Deep learning for speech synthesis

Aäron van den Oord


With the advent of Deep Learning, Generative Modeling has dramatically improved, almost reaching the point that generated samples cannot be distinguished from real data. WaveNet has shown that it is possible to model high-dimensional audio so well that it can be used for speech synthesis, outperforming the best known methods such as concatenative and vocoder based systems. The main advantage of generative TTS, however, may be the flexibility of these learning-based approaches.
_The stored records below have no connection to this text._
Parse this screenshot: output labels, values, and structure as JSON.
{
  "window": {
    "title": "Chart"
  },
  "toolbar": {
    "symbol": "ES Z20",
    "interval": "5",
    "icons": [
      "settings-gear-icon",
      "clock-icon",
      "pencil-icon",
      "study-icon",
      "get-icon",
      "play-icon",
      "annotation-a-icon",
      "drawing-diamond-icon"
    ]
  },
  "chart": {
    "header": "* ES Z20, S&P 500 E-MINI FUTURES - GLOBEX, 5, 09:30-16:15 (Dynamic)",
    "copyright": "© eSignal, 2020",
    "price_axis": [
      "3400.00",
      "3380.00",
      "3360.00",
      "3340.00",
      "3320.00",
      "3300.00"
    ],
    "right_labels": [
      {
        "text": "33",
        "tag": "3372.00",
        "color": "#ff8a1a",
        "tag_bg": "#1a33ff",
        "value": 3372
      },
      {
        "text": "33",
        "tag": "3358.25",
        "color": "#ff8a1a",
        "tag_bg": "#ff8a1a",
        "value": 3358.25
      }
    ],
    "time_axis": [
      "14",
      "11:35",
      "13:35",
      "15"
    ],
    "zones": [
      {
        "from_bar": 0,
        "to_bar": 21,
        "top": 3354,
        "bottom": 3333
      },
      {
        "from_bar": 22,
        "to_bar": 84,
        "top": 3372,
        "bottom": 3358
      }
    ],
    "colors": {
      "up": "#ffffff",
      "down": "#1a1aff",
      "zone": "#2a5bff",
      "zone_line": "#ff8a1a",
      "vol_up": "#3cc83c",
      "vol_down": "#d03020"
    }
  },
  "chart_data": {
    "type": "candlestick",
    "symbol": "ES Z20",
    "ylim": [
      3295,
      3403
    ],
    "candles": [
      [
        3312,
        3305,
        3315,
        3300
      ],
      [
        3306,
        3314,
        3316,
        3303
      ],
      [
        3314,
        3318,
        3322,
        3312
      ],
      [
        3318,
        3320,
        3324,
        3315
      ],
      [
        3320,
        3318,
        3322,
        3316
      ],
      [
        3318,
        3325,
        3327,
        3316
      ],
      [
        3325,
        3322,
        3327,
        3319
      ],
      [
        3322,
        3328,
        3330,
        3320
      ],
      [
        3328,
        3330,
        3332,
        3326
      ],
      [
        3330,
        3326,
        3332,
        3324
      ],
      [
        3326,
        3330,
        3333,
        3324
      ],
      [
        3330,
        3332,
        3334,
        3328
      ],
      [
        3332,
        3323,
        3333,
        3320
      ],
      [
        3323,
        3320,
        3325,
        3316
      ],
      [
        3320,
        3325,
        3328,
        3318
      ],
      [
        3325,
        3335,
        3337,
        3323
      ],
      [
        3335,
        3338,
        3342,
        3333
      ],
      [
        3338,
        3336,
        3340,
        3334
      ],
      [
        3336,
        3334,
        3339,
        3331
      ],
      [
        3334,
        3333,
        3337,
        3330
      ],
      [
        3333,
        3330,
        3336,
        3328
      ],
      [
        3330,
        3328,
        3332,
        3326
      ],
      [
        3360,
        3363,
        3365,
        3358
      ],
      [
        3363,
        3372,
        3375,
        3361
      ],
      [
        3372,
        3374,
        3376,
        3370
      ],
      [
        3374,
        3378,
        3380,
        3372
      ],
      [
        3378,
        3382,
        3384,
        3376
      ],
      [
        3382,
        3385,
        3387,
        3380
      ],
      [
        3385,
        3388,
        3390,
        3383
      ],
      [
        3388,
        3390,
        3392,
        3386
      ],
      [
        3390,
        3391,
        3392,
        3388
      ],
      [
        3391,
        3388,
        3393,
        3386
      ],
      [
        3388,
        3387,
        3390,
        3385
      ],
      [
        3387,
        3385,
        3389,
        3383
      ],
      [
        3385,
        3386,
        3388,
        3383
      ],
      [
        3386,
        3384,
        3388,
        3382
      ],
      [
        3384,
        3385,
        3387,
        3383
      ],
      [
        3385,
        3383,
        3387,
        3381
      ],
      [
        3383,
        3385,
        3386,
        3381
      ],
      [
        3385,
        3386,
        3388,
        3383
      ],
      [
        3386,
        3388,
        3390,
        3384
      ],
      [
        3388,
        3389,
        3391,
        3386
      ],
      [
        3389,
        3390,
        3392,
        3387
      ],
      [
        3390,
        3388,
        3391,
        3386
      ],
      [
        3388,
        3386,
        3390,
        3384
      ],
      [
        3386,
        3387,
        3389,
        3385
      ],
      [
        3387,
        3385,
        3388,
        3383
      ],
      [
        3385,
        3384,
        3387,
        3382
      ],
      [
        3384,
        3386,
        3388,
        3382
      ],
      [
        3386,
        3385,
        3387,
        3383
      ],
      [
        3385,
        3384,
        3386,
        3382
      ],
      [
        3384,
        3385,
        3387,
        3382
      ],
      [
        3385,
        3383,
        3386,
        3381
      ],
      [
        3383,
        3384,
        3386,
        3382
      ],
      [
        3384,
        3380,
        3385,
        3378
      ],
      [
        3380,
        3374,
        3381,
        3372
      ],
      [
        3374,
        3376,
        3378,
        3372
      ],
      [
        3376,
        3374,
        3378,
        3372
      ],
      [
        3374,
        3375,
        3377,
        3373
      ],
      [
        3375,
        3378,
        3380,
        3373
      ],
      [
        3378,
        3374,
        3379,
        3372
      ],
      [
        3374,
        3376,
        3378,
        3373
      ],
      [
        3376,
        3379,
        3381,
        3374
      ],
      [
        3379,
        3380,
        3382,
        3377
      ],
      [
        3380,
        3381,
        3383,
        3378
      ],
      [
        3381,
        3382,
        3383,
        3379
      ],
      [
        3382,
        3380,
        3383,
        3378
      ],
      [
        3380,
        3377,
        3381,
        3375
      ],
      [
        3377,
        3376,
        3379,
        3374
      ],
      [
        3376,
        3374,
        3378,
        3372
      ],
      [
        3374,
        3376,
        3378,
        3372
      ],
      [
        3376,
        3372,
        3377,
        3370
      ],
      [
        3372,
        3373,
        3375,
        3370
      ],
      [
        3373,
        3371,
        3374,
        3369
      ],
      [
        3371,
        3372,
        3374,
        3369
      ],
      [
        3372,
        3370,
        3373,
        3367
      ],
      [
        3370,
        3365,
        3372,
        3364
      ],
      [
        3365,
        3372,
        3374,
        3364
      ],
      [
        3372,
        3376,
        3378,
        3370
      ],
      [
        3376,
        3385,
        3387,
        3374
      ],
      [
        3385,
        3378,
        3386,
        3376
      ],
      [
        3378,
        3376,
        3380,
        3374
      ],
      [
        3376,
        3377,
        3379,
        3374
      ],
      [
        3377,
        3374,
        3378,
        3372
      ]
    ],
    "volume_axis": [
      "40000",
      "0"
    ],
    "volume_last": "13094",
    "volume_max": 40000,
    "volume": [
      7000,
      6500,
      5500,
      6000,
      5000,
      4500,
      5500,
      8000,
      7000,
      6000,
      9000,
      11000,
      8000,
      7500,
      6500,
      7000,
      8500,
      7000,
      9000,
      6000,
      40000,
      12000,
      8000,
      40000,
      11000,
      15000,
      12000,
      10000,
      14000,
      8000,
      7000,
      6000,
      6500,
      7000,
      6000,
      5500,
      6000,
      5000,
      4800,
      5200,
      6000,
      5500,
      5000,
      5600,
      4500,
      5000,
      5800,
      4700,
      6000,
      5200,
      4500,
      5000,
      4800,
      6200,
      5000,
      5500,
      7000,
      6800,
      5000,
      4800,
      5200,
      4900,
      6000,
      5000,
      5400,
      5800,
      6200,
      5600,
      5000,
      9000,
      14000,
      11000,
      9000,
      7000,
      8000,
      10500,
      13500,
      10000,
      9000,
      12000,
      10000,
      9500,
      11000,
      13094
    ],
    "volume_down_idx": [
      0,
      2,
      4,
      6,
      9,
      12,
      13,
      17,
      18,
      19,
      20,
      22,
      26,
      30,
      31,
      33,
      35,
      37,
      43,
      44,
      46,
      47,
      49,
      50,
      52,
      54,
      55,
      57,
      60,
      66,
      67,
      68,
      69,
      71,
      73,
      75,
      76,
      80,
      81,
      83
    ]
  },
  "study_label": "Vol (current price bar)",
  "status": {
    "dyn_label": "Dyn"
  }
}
The same system that learns to speak English fluently can also be trained for other languages, such as Mandarin, or even synthesize non-voice audio such as music. A single model can learn different speaker voices at once and can switch between them by conditioning on the speaker identity. It can also learn to adapt more quickly to new unseen data, learning new speakers from as little as a few sentences. Finally, generative TTS systems open the door to a wide variety of new applications, such as unsupervised phonetic unit discovery and speech compression.


Cite as: Oord, A.V.D. (2019) Deep learning for speech synthesis. Proc. 10th ISCA Speech Synthesis Workshop.


@inproceedings{Oord2019,
  author={Aäron van den Oord},
  title={{Deep learning for speech synthesis}},
  year=2019,
  booktitle={Proc. 10th ISCA Speech Synthesis Workshop}
}